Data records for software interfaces
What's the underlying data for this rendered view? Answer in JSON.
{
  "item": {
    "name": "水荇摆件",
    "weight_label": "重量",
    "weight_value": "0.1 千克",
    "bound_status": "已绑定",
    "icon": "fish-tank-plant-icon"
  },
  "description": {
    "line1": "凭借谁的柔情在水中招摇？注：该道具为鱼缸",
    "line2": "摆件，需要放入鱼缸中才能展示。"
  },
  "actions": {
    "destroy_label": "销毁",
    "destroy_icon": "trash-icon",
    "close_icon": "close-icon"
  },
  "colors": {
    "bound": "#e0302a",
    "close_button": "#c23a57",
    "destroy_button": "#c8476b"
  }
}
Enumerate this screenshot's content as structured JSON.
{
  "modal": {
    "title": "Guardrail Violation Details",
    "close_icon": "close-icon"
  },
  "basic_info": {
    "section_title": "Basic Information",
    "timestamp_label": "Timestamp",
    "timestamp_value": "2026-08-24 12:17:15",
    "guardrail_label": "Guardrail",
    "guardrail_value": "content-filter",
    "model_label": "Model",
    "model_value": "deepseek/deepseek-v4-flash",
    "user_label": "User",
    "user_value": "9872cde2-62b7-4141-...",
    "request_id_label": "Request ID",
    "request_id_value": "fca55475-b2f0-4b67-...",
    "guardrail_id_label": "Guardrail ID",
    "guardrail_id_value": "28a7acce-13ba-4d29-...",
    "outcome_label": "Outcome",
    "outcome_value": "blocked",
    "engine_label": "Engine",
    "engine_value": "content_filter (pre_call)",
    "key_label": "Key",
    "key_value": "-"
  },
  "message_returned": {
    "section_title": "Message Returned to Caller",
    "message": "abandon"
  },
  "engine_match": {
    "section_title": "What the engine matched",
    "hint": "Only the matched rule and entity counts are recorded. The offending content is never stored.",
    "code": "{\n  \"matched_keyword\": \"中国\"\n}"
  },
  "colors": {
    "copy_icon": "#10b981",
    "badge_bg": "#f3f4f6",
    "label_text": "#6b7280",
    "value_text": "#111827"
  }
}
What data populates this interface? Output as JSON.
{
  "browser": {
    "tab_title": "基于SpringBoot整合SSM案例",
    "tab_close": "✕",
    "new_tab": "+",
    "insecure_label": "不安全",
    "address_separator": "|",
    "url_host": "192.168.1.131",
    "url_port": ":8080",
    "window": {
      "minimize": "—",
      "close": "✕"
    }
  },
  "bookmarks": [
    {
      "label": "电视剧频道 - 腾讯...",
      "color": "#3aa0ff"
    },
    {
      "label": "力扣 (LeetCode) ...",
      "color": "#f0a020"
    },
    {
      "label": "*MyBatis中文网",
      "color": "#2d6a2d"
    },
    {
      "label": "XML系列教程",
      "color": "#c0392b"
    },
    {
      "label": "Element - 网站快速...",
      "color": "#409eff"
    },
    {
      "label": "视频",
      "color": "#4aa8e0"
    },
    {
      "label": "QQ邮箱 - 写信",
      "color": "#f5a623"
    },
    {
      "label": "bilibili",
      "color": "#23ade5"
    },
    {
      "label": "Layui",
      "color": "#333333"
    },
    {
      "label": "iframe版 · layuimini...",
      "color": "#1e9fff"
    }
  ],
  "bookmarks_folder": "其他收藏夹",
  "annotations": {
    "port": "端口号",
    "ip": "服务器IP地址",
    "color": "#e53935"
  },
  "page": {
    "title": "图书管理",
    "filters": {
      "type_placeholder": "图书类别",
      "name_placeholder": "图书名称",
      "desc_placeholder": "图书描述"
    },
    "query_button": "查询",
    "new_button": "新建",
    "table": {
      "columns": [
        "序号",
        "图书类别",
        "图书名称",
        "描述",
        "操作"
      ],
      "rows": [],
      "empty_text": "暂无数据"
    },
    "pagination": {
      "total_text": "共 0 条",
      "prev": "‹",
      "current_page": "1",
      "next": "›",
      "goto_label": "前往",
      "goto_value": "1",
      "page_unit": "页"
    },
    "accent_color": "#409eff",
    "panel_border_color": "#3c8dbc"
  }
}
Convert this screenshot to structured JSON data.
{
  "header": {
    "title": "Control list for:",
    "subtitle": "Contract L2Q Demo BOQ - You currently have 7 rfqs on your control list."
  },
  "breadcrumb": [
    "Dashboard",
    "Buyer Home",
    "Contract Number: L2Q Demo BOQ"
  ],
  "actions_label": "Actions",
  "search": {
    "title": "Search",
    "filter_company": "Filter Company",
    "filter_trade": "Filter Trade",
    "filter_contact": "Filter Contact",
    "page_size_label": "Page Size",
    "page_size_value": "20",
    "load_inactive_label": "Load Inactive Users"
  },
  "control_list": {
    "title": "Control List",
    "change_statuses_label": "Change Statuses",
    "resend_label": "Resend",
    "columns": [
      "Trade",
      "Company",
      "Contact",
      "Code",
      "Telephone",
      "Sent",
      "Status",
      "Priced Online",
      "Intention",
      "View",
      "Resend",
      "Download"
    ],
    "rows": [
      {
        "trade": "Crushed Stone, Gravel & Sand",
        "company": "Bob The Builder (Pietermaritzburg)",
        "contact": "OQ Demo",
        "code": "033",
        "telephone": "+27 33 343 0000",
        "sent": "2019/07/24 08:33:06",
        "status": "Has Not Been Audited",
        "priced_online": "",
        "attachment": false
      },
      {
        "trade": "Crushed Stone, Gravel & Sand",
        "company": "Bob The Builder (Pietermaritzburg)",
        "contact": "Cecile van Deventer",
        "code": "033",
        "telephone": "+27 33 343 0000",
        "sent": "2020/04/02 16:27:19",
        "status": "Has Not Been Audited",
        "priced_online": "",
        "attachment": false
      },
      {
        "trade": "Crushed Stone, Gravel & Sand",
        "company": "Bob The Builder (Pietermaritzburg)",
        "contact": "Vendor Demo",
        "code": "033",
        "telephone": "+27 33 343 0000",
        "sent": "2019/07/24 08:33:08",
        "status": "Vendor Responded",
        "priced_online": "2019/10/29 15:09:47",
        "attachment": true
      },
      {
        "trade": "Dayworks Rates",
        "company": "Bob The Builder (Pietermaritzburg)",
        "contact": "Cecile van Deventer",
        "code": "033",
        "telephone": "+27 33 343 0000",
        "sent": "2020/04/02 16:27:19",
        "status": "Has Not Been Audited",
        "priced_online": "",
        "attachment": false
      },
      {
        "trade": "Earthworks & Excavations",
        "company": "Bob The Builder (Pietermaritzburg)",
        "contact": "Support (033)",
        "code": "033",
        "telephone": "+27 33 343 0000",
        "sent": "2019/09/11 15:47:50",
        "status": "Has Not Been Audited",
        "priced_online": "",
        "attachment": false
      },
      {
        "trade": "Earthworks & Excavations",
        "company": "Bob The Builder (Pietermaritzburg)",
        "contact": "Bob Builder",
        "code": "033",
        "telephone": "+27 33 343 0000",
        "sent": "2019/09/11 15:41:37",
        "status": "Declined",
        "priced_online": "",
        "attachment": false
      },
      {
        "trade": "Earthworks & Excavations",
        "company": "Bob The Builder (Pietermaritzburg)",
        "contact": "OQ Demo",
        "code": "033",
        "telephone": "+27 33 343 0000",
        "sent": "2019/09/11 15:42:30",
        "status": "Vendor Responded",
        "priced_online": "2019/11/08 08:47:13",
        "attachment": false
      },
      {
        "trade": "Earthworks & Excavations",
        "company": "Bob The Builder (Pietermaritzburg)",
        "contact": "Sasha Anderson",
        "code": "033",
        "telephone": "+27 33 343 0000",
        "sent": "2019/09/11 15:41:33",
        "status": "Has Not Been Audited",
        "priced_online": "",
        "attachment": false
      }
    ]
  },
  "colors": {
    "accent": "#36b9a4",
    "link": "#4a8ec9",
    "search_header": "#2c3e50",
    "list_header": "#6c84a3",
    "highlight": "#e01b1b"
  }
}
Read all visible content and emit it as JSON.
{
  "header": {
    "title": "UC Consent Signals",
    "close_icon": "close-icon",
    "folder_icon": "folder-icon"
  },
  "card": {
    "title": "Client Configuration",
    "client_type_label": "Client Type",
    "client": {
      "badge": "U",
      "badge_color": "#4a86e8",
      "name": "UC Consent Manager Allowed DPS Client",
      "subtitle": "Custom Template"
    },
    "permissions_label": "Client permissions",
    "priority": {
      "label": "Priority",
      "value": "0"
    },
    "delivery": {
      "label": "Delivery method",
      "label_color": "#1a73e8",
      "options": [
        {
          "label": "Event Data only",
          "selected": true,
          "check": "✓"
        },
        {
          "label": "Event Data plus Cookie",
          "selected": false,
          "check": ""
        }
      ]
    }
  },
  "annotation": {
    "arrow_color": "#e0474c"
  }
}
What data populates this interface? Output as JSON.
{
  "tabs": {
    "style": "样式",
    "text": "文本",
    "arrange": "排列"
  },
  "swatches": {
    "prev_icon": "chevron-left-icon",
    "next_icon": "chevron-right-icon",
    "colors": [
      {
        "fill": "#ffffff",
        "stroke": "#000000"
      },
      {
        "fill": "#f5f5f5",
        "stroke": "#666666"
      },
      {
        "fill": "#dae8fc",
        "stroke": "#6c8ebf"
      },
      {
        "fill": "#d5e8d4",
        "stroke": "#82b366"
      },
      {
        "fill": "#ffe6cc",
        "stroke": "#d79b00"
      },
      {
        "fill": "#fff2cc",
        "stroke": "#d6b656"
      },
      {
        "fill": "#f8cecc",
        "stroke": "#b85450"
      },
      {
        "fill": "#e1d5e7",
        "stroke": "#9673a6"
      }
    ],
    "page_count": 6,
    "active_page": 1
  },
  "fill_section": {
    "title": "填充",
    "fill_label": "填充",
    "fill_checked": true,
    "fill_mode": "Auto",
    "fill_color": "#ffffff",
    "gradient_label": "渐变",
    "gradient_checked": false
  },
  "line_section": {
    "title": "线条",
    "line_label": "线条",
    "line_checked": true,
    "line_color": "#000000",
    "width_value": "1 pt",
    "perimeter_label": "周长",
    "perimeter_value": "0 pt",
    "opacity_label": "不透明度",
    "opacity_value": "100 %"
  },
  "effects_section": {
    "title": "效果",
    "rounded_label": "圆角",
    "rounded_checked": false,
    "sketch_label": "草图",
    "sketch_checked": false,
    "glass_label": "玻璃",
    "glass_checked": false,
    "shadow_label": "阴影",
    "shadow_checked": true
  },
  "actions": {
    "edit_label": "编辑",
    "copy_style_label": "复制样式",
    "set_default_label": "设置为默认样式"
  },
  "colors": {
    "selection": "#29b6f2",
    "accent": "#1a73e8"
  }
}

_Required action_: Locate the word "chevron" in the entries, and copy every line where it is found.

_Task response_:
    "prev_icon": "chevron-left-icon",
    "next_icon": "chevron-right-icon",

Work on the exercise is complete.